We can learn a lot from the way Luke tells the story of the martyrdom of Stephen, the first martyr in Chapters 6 and 7 of Acts.
He includes in the story details which reflect the passion and death of Jesus, beginning with false witnesses before the Sanhedrin: "Then they instigated some men to say, 'We have heard him speaking blasphemous words against Moses and God.' They stirred up the people, the elders, and the scribes, accosted him, seized him, and brought him before the Sanhedrin" (Acts 6:11) and including details such as “they took him outside the city” to execute him, just as Jesus had been killed outside the city walls. Then as he is being stoned Stephen prays “Lord Jesus, receive my spirit,” and finally “Lord, do not hold this sin against them.” The first Christians, suffering persecution themselves, could not have missed the point, that their suffering was a share in the suffering of Christ.

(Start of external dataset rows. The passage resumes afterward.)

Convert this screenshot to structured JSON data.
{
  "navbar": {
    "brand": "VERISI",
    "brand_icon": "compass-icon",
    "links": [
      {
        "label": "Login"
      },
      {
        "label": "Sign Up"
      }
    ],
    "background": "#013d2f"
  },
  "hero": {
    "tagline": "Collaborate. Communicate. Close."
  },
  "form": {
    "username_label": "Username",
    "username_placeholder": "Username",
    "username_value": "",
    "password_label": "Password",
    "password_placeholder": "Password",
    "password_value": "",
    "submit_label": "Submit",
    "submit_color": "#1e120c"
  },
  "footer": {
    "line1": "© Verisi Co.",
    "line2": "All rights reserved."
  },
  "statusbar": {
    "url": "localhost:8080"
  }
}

These clear allusions to the passion and death of Jesus, however, may make us miss the subtle allusions to his resurrection as well. For instance, Luke weaves into the end of the story of Stephen's martyrdom two references to a young man named Saul: “The witnesses laid down their cloaks at the feet of a young man named Saul” (7:58) as they began to kill Stephen. After Stephen dies the story ends with the deceptively simple comment, “Now Saul was consenting to his execution” (8:1)
By introducing the reader to Saul at this point Luke is showing us that as the Jerusalem section of acts draws to a close with the death of Stephen, a new stage of the church’s life is already beginning. We meet a new player in the drama, the one who will become “the apostle to the Gentiles.” It’s as if Stephen’s prayer for his persecutors has been answered. This is classical paschal theology: out of death comes new life.
THE TRAGEDY OF THE FIRST PERSECUTIONS
Besides introducing us to Saul, two verses later Luke tells us that “After the death of Stephen a great persecution broke out.” This, too, sets us up for a paschal experience. Up to this point, the followers of Jesus were all Jews, and Christianity seemed destined to remain simply a sub-group within Judaism confined to Jerusalem. Now with this horrible persecution the infant church seems about to perish altogether. But watch how Luke moves the story along:
On that day, there broke out a severe persecution of the church in Jerusalem, and all were scattered throughout the countryside of Judea and Samaria, except the apostles. Devout men buried Stephen and made a loud lament over him. Saul, meanwhile, was trying to destroy the church; entering house after house and dragging out men and women, he handed them over for imprisonment.
Now those who had been scattered went about preaching the word. Thus Philip went down to (the) city of Samaria and proclaimed the Messiah to them. With one accord, the crowds paid attention to what was said by Philip when they heard it and saw the signs he was doing. For unclean spirits, crying out in a loud voice, came out of many possessed people, and many paralyzed and crippled people were cured. There was great joy in that city (8:1-8).
Within the space of a few verses Christianity has burst out of Jerusalem and like a seed pod that has broken open and has begun to spread its seeds abroad. Two chapters later the spread of the Gospel is well under way: “Now those who had been scattered by the persecution that arose because of Stephen went as far as Phoenicia, Cyprus, and Antioch, preaching the word …” (11:19)
TROUBLED TIMES AND THE PASCHAL EVENT
Two traumatic and catastrophic events in the life of the early church, the death of Stephen and the outbreak of the first persecution of Christians, both turn out to be paschal events, sources of unexpected new life out of death…
Maybe in my next blog I’ll follow a little further this theme of the role of “troubled times” in the story of early church. Meanwhile I’m finding the plot of the Acts of the Apostles to be a real source of encouragement.
..............Watch for wind-borne seeds!